Each record that follows should be reproduced in full, character for character.

▸ **Extracted entries**:
====================

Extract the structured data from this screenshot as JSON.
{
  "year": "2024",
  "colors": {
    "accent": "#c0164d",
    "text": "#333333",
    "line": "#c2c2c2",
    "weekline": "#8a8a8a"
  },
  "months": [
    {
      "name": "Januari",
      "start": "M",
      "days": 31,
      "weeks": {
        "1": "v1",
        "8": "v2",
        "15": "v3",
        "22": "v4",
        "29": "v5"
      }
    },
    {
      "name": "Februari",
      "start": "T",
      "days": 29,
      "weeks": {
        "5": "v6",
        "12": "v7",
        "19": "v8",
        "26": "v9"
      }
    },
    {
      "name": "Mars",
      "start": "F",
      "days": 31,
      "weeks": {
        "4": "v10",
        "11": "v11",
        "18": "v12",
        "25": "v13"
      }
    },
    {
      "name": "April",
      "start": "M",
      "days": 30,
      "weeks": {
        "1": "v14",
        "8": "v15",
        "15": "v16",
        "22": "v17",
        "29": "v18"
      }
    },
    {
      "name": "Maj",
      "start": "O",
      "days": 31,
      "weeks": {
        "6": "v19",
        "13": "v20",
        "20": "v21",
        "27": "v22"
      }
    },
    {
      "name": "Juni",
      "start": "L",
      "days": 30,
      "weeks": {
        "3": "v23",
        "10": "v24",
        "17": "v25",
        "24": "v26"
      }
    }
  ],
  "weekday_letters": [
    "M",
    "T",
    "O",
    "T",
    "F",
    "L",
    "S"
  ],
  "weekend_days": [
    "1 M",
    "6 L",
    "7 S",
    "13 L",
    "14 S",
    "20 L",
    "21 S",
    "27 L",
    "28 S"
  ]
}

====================

▸ **Solution to this task**:
Extract the structured data from this screenshot as JSON.
{
  "year": "2024",
  "colors": {
    "accent": "#c0164d",
    "text": "#333333",
    "line": "#c2c2c2",
    "weekline": "#8a8a8a"
  },
  "months": [
    {
      "name": "Januari",
      "start": "M",
      "days": 31,
      "weeks": {
        "1": "v1",
        "8": "v2",
        "15": "v3",
        "22": "v4",
        "29": "v5"
      }
    },
    {
      "name": "Februari",
      "start": "T",
      "days": 29,
      "weeks": {
        "5": "v6",
        "12": "v7",
        "19": "v8",
        "26": "v9"
      }
    },
    {
      "name": "Mars",
      "start": "F",
      "days": 31,
      "weeks": {
        "4": "v10",
        "11": "v11",
        "18": "v12",
        "25": "v13"
      }
    },
    {
      "name": "April",
      "start": "M",
      "days": 30,
      "weeks": {
        "1": "v14",
        "8": "v15",
        "15": "v16",
        "22": "v17",
        "29": "v18"
      }
    },
    {
      "name": "Maj",
      "start": "O",
      "days": 31,
      "weeks": {
        "6": "v19",
        "13": "v20",
        "20": "v21",
        "27": "v22"
      }
    },
    {
      "name": "Juni",
      "start": "L",
      "days": 30,
      "weeks": {
        "3": "v23",
        "10": "v24",
        "17": "v25",
        "24": "v26"
      }
    }
  ],
  "weekday_letters": [
    "M",
    "T",
    "O",
    "T",
    "F",
    "L",
    "S"
  ],
  "weekend_days": [
    "1 M",
    "6 L",
    "7 S",
    "13 L",
    "14 S",
    "20 L",
    "21 S",
    "27 L",
    "28 S"
  ]
}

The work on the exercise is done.